I see criticism of the article but no one has answered to the fact that when it states China is unable to enter into these accords due to US political will alone then it is perfectly correct.
Taking the example of France which is my home country, CNES ' Jean-Yves Le Gall was everywhere last week in the media singing the praise of the Artemis program to the Moon and speculating when Thomas Pesquet would walk there. So I would not be surprised that France signs the Artemis Accords. Maybe some European countries are just waiting for the outcome of the election.
Quote from: hektor on 10/21/2020 01:20 pmTaking the example of France which is my home country, CNES ' Jean-Yves Le Gall was everywhere last week in the media singing the praise of the Artemis program to the Moon and speculating when Thomas Pesquet would walk there. So I would not be surprised that France signs the Artemis Accords. Maybe some European countries are just waiting for the outcome of the election.I doubt that they are waiting for the election. Bridenstine spoke of a second round later this year. The current administration will be in place, at least until the inauguration date which is on January 20th 2021.
A big thanks to all who participated in our event today with the Space Court Foundation and to those who joined us! We hope you enjoyed the presentation and if you missed it, you can watch the archive on our Space Court Foundation youtube channel.https://youtube.com/channel/UCSw0bB08_w2mODRm0y-9xdw
He also mentioned Australia but said that he couldn't disclose their contribution to Artemis for now.
In the Tribunal’s view, the ordinary meaning of “due regard” calls for the United Kingdom to have such regard for the rights of Mauritius as is called for by the circumstances and by the nature of those rights. The Tribunal declines to find in this formulation any universal rule of conduct. The Convention does not impose a uniform obligation to avoid any impairment of Mauritius’ rights; nor does it uniformly permit the United Kingdom to proceed as it wishes, merely noting such rights. Rather, the extent of the regard required by the Convention will depend upon the nature of the rights held by Mauritius, their importance, the extent of the anticipated impairment, the nature and importance of the activities contemplated by the United Kingdom, and the availability of alternative approaches. In the majority of cases, this assessment will necessarily involve at least some consultation with the rights-holding State.
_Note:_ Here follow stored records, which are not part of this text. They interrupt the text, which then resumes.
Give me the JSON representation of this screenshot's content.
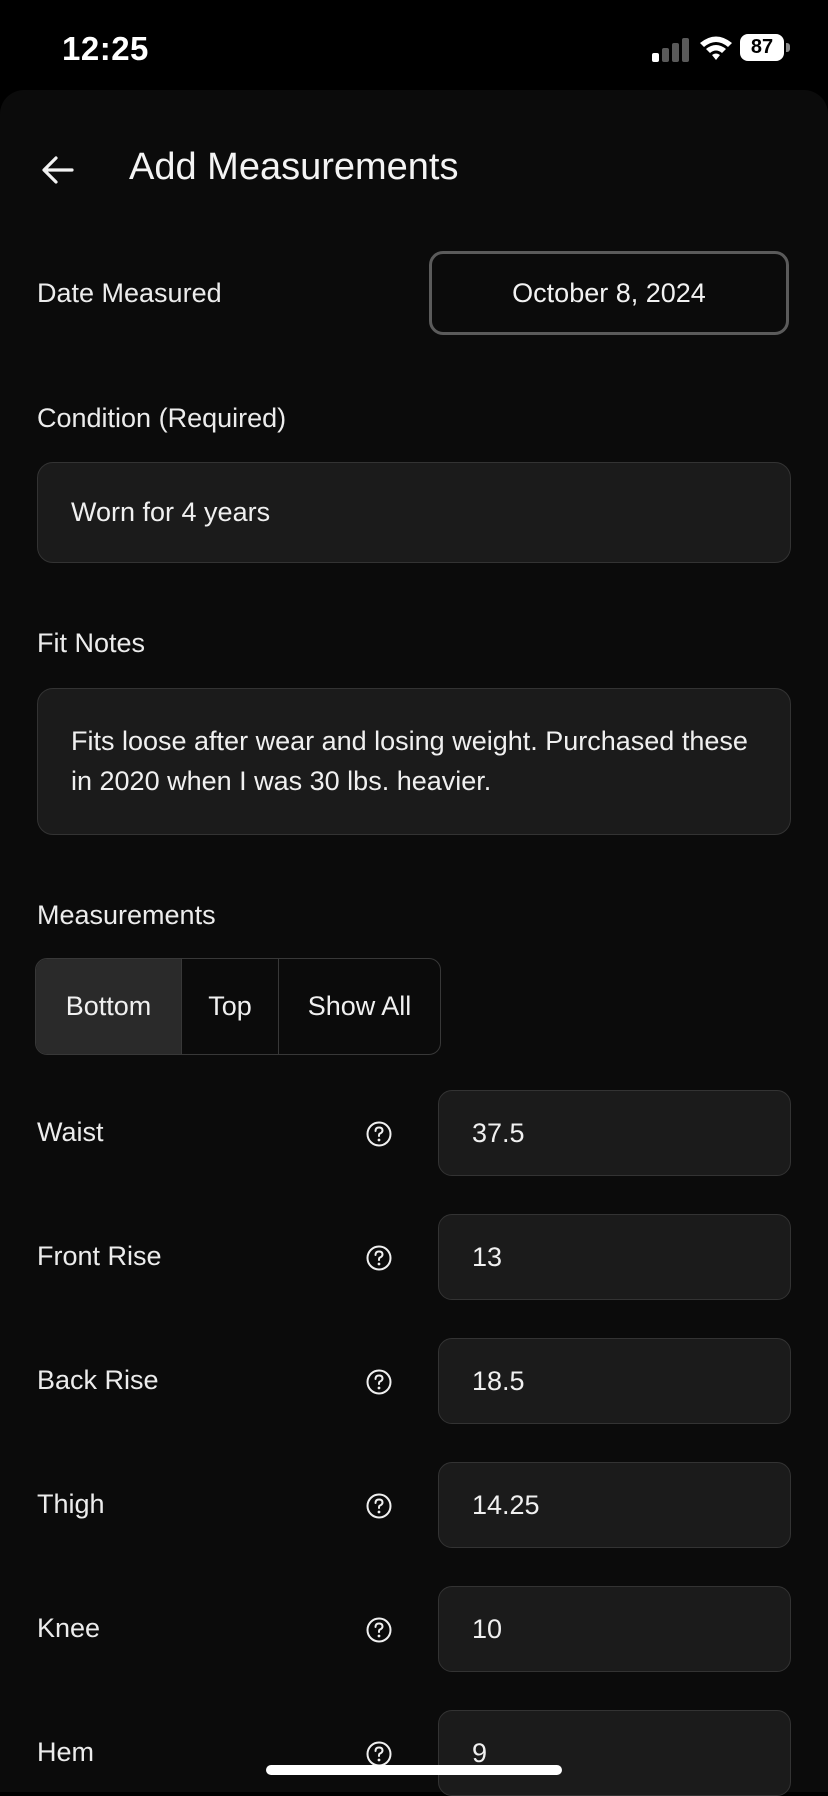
{
  "status_bar": {
    "time": "12:25",
    "battery": "87"
  },
  "header": {
    "title": "Add Measurements",
    "back_icon": "arrow-left-icon"
  },
  "date": {
    "label": "Date Measured",
    "value": "October 8, 2024"
  },
  "condition": {
    "label": "Condition (Required)",
    "value": "Worn for 4 years"
  },
  "fit_notes": {
    "label": "Fit Notes",
    "value": "Fits loose after wear and losing weight. Purchased these in 2020 when I was 30 lbs. heavier."
  },
  "measurements": {
    "label": "Measurements",
    "tabs": [
      {
        "label": "Bottom",
        "active": true
      },
      {
        "label": "Top",
        "active": false
      },
      {
        "label": "Show All",
        "active": false
      }
    ],
    "rows": [
      {
        "label": "Waist",
        "value": "37.5"
      },
      {
        "label": "Front Rise",
        "value": "13"
      },
      {
        "label": "Back Rise",
        "value": "18.5"
      },
      {
        "label": "Thigh",
        "value": "14.25"
      },
      {
        "label": "Knee",
        "value": "10"
      },
      {
        "label": "Hem",
        "value": "9"
      }
    ]
  },
  "colors": {
    "background": "#000000",
    "sheet": "#0b0b0b",
    "field": "#1b1b1b",
    "field_border": "#333333",
    "active_tab": "#2a2a2a"
  }
}
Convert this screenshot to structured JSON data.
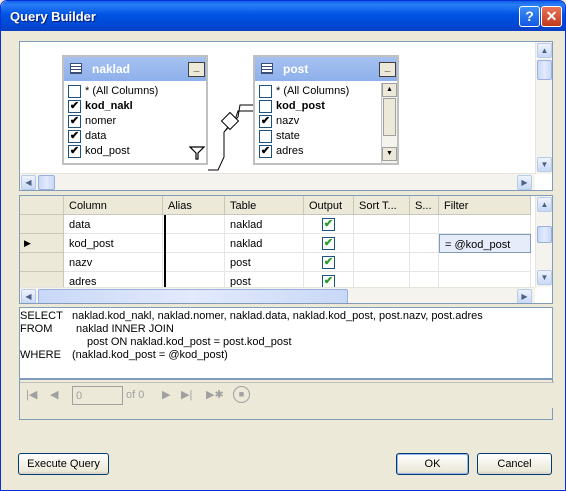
{
  "window": {
    "title": "Query Builder",
    "help_label": "?",
    "close_label": "✕"
  },
  "tables": [
    {
      "name": "naklad",
      "min_label": "_",
      "columns": [
        {
          "label": "* (All Columns)",
          "checked": false,
          "bold": false
        },
        {
          "label": "kod_nakl",
          "checked": true,
          "bold": true
        },
        {
          "label": "nomer",
          "checked": true,
          "bold": false
        },
        {
          "label": "data",
          "checked": true,
          "bold": false
        },
        {
          "label": "kod_post",
          "checked": true,
          "bold": false
        }
      ]
    },
    {
      "name": "post",
      "min_label": "_",
      "columns": [
        {
          "label": "* (All Columns)",
          "checked": false,
          "bold": false
        },
        {
          "label": "kod_post",
          "checked": false,
          "bold": true
        },
        {
          "label": "nazv",
          "checked": true,
          "bold": false
        },
        {
          "label": "state",
          "checked": false,
          "bold": false
        },
        {
          "label": "adres",
          "checked": true,
          "bold": false
        }
      ]
    }
  ],
  "grid": {
    "headers": [
      "Column",
      "Alias",
      "Table",
      "Output",
      "Sort T...",
      "S...",
      "Filter"
    ],
    "rows": [
      {
        "column": "data",
        "alias": "",
        "table": "naklad",
        "output": true,
        "filter": ""
      },
      {
        "column": "kod_post",
        "alias": "",
        "table": "naklad",
        "output": true,
        "filter": "= @kod_post"
      },
      {
        "column": "nazv",
        "alias": "",
        "table": "post",
        "output": true,
        "filter": ""
      },
      {
        "column": "adres",
        "alias": "",
        "table": "post",
        "output": true,
        "filter": ""
      }
    ]
  },
  "sql": {
    "lines": [
      {
        "kw": "SELECT",
        "text": "naklad.kod_nakl, naklad.nomer, naklad.data, naklad.kod_post, post.nazv, post.adres"
      },
      {
        "kw": "FROM",
        "text": "naklad INNER JOIN"
      },
      {
        "kw": "",
        "text": "post ON naklad.kod_post = post.kod_post"
      },
      {
        "kw": "WHERE",
        "text": "(naklad.kod_post = @kod_post)"
      }
    ]
  },
  "navigator": {
    "position": "0",
    "of_label": "of 0"
  },
  "buttons": {
    "execute": "Execute Query",
    "ok": "OK",
    "cancel": "Cancel"
  }
}
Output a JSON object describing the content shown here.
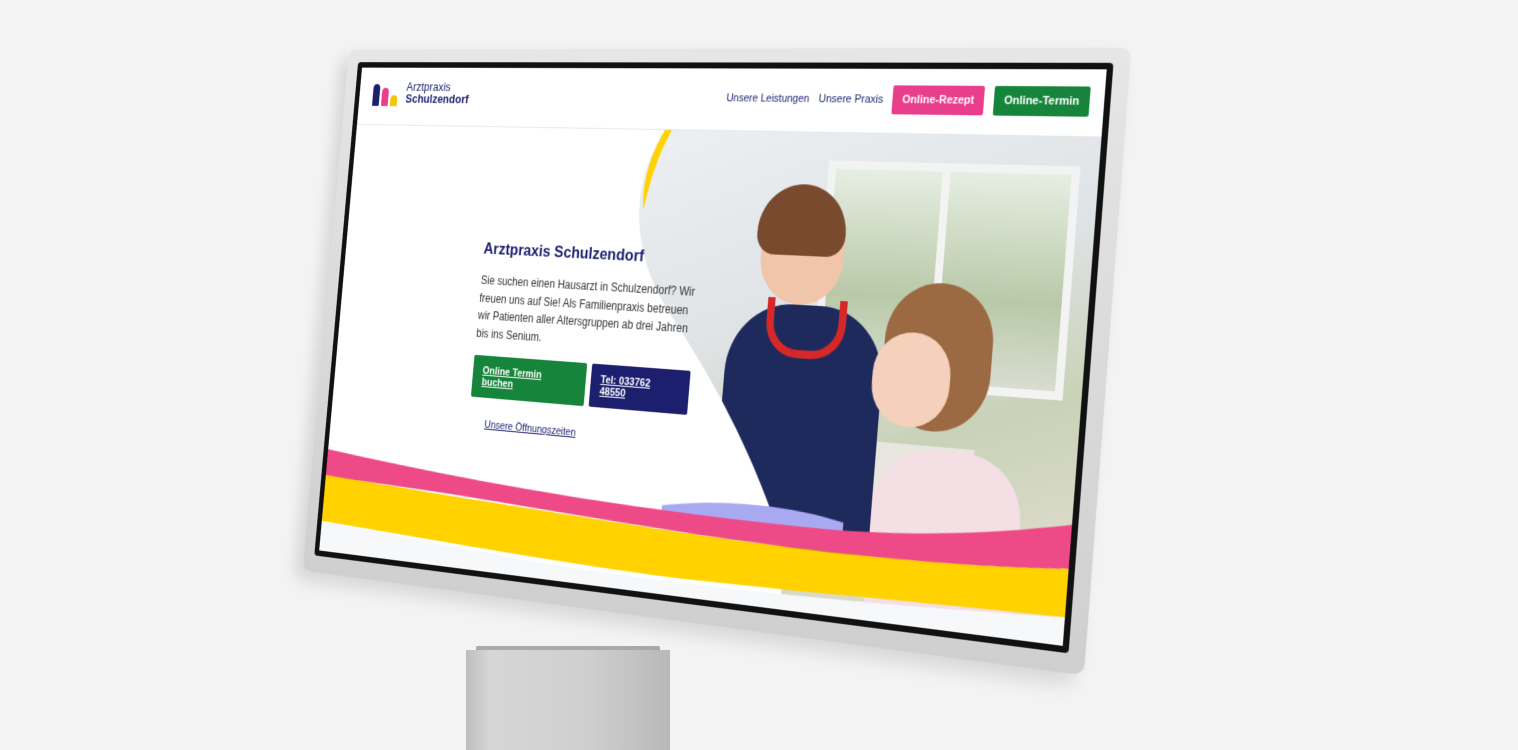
{
  "logo": {
    "line1": "Arztpraxis",
    "line2": "Schulzendorf"
  },
  "nav": {
    "items": [
      {
        "label": "Unsere Leistungen"
      },
      {
        "label": "Unsere Praxis"
      }
    ],
    "rezept_label": "Online-Rezept",
    "termin_label": "Online-Termin"
  },
  "hero": {
    "title": "Arztpraxis Schulzendorf",
    "description": "Sie suchen einen Hausarzt in Schulzendorf? Wir freuen uns auf Sie! Als Familienpraxis betreuen wir Patienten aller Altersgruppen ab drei Jahren bis ins Senium.",
    "book_button": "Online Termin buchen",
    "phone_button": "Tel: 033762 48550",
    "hours_link": "Unsere Öffnungszeiten"
  },
  "colors": {
    "navy": "#1b1f6e",
    "pink": "#e83e8c",
    "green": "#16843a",
    "yellow": "#ffd200",
    "lavender": "#a9a9f2"
  },
  "icons": [
    "family-logo-icon"
  ]
}
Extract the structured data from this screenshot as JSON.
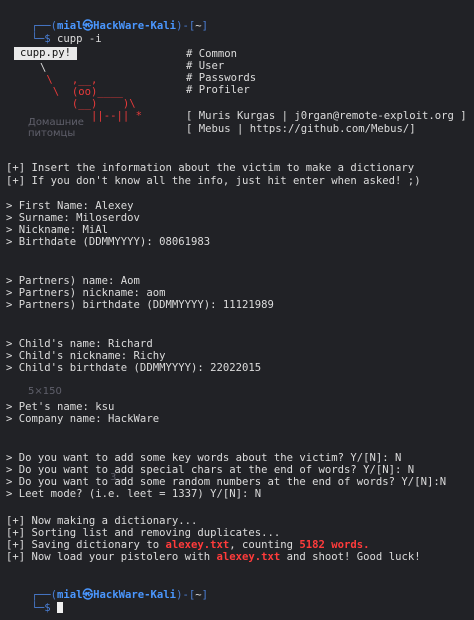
{
  "prompt": {
    "top_left": "┌──(",
    "user_host": "mial㉿HackWare-Kali",
    "middle": ")-[",
    "dir": "~",
    "end": "]",
    "bottom_left": "└─$ ",
    "command": "cupp -i"
  },
  "banner": {
    "label": "cupp.py!",
    "right_lines": [
      "# Common",
      "# User",
      "# Passwords",
      "# Profiler"
    ],
    "ascii_lines": [
      "\\",
      " \\   ,__,",
      "  \\  (oo)____",
      "     (__)    )\\",
      "        ||--|| *"
    ],
    "credit_1": "[ Muris Kurgas | j0rgan@remote-exploit.org ]",
    "credit_2": "[ Mebus | https://github.com/Mebus/]"
  },
  "intro": [
    "[+] Insert the information about the victim to make a dictionary",
    "[+] If you don't know all the info, just hit enter when asked! ;)"
  ],
  "victim": [
    "> First Name: Alexey",
    "> Surname: Miloserdov",
    "> Nickname: MiAl",
    "> Birthdate (DDMMYYYY): 08061983"
  ],
  "partner": [
    "> Partners) name: Aom",
    "> Partners) nickname: aom",
    "> Partners) birthdate (DDMMYYYY): 11121989"
  ],
  "child": [
    "> Child's name: Richard",
    "> Child's nickname: Richy",
    "> Child's birthdate (DDMMYYYY): 22022015"
  ],
  "other": [
    "> Pet's name: ksu",
    "> Company name: HackWare"
  ],
  "questions": [
    "> Do you want to add some key words about the victim? Y/[N]: N",
    "> Do you want to add special chars at the end of words? Y/[N]: N",
    "> Do you want to add some random numbers at the end of words? Y/[N]:N",
    "> Leet mode? (i.e. leet = 1337) Y/[N]: N"
  ],
  "result": {
    "making": "[+] Now making a dictionary...",
    "sorting": "[+] Sorting list and removing duplicates...",
    "saving_prefix": "[+] Saving dictionary to ",
    "filename": "alexey.txt",
    "saving_middle": ", counting ",
    "count": "5182 words.",
    "load_prefix": "[+] Now load your pistolero with ",
    "load_suffix": " and shoot! Good luck!"
  },
  "watermark": {
    "top": "Домашние\nпитомцы",
    "middle": "5×150",
    "lower": "3..."
  },
  "colors": {
    "background": "#212226",
    "prompt_blue": "#3c8df0",
    "highlight_red": "#ff3b3b"
  }
}
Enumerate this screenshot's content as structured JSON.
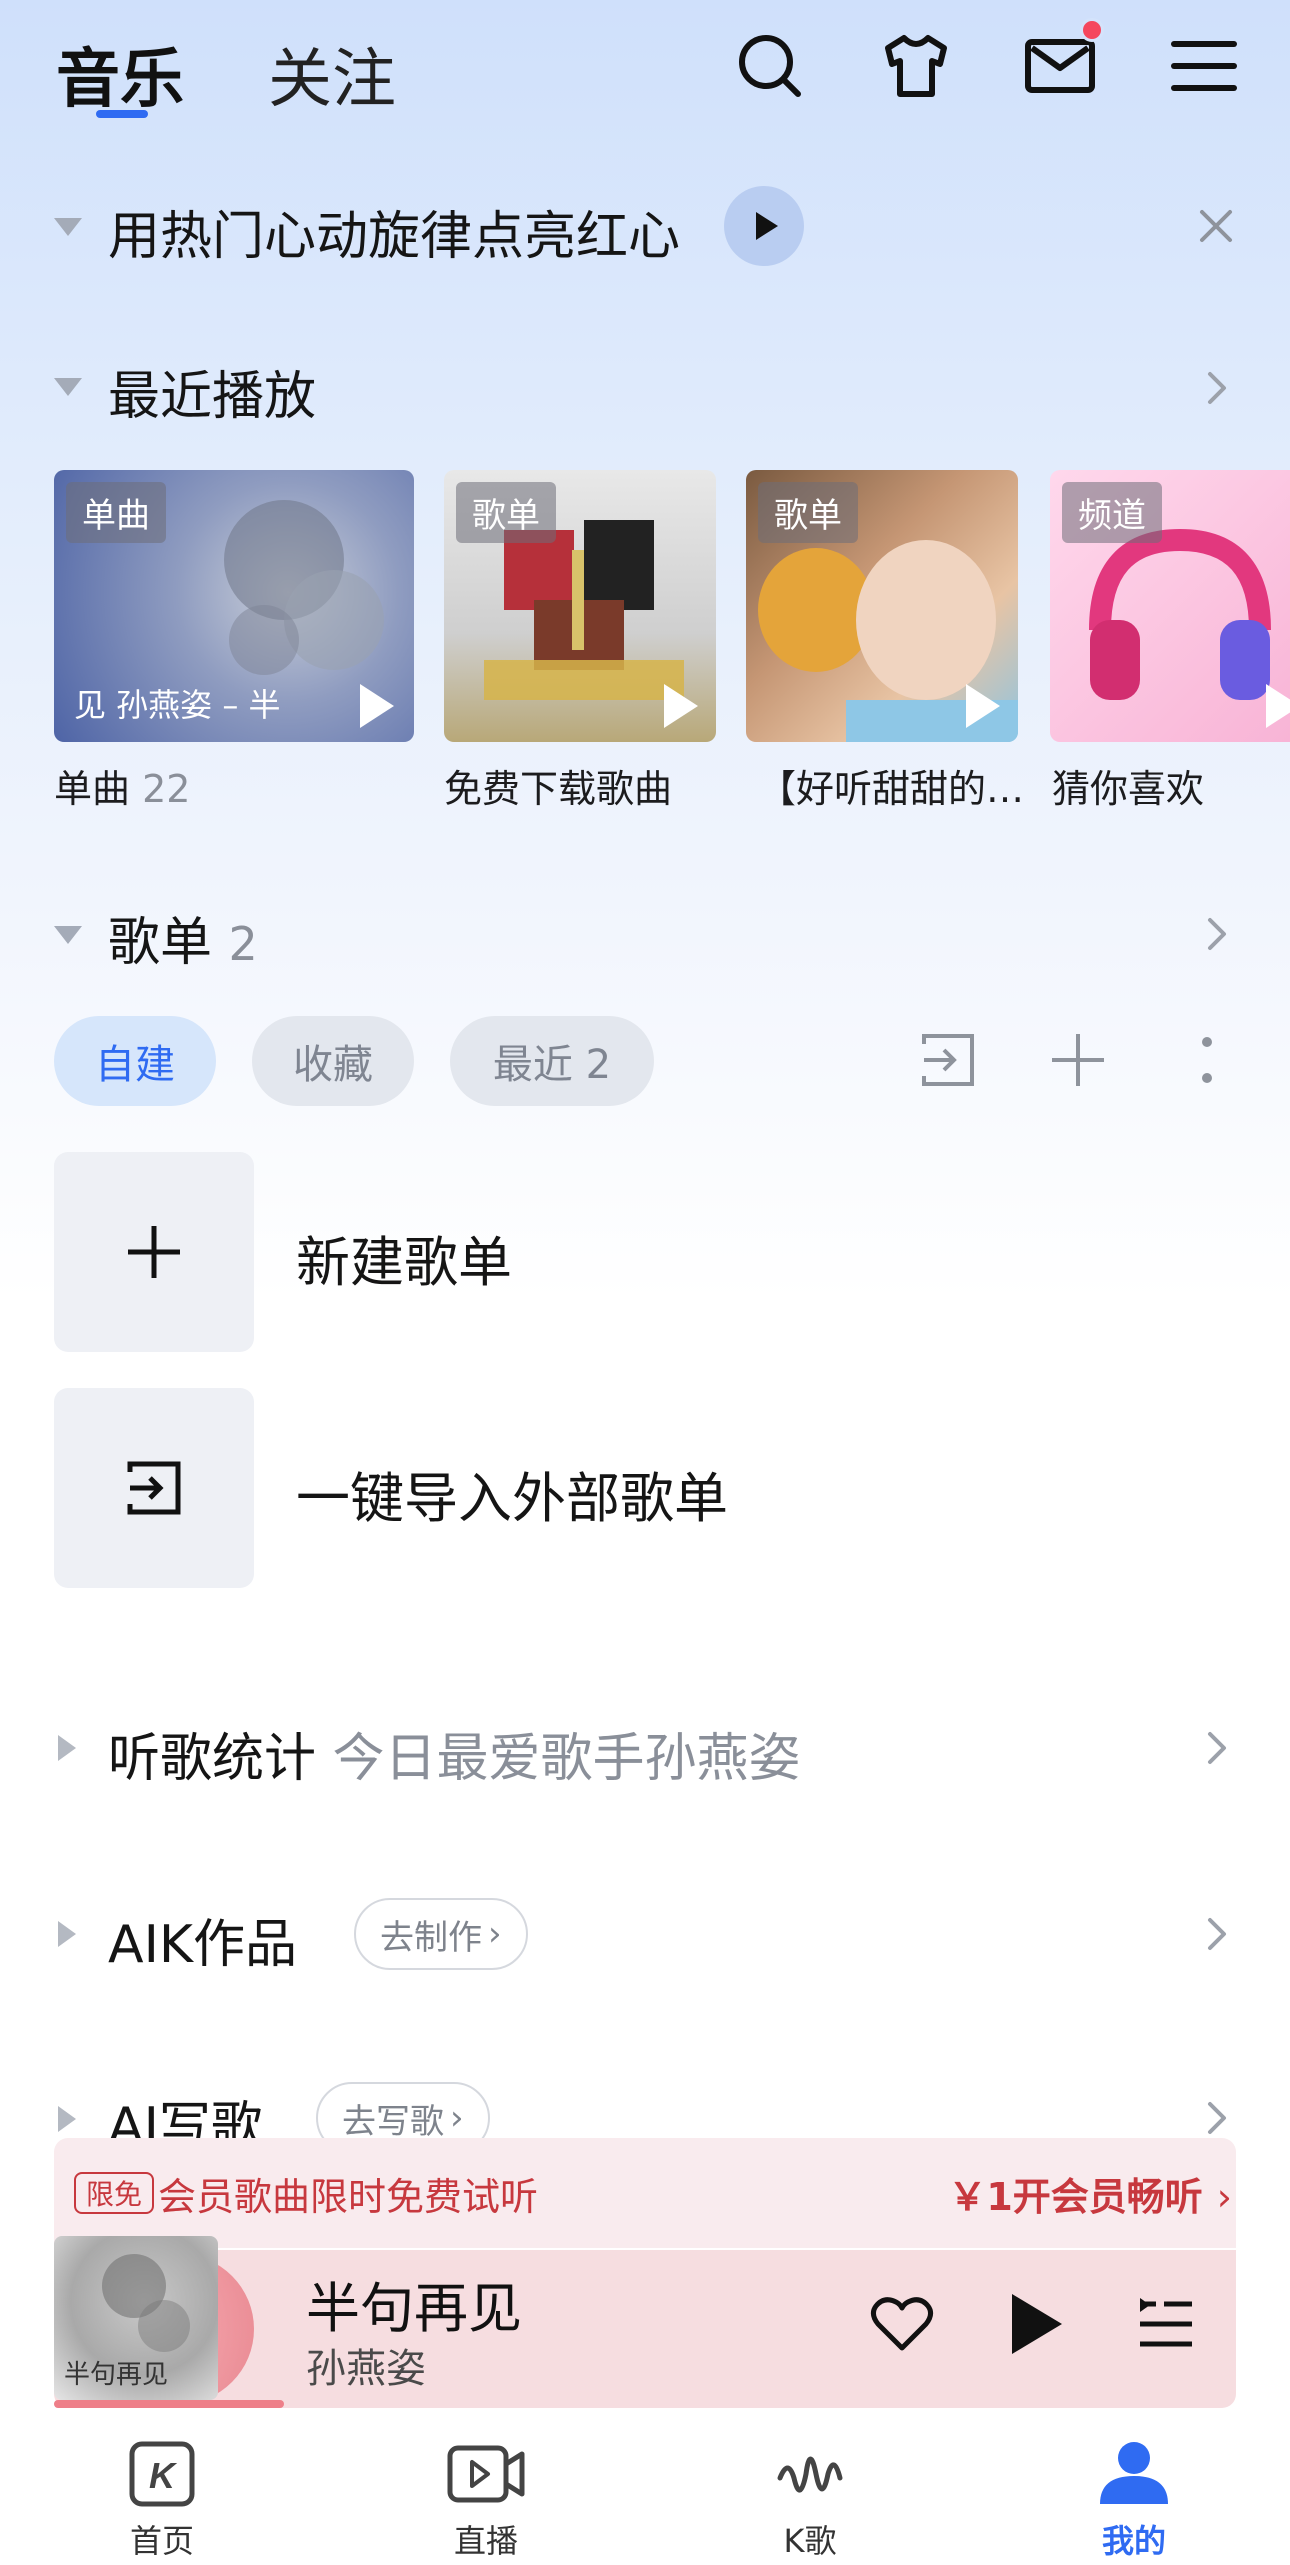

Espinasse [from ESA]: ESA is not a regulatory agency, that's up to each of our 22 members. They have quite different ideas about use of lunar resources, eg. General consensus on need for disc at intl level, but diff on how to develop these rules. Disc at UNCOPUOS is unavoidable.#VBS2020
Gold-we look forward to a robust discussion at COPOUS, hopefully at Legal Subcommittee in April. [COVID permitting]
The US isn't the only country that interprets the 1967 Outer Space Treaty as allowing ownership of space resources. Luxembourg, the UAE, and now Japan have a similar interpretation.Space resource utilization is a component of the Artemis Accords.Japan is moving forward with legally allowing ownership of space resources along with the US, Luxembourg, the United Arab Emirates.Expect to see continued momentum for this legal interpretation as more countries explicitly or implicitly agree.
Scientific American - "Do NASA's Lunar Exploration Rules Violate Space Law?"https://www.scientificamerican.com/article/do-nasas-lunar-exploration-rules-violate-space-law/
I have several issues w this @sciam, e.g. there is no 'acquisition' of safety zones; #ArtemisAccords were not 'dictated' but result of bilateral discussions; the accusation that signatories are 'complicit in hollowing out the OST' is unfounded #spacelaw
Ukraine’s space agency says it’s signed the Artemis Accords, making it the first beyond the original set of eight countries to join.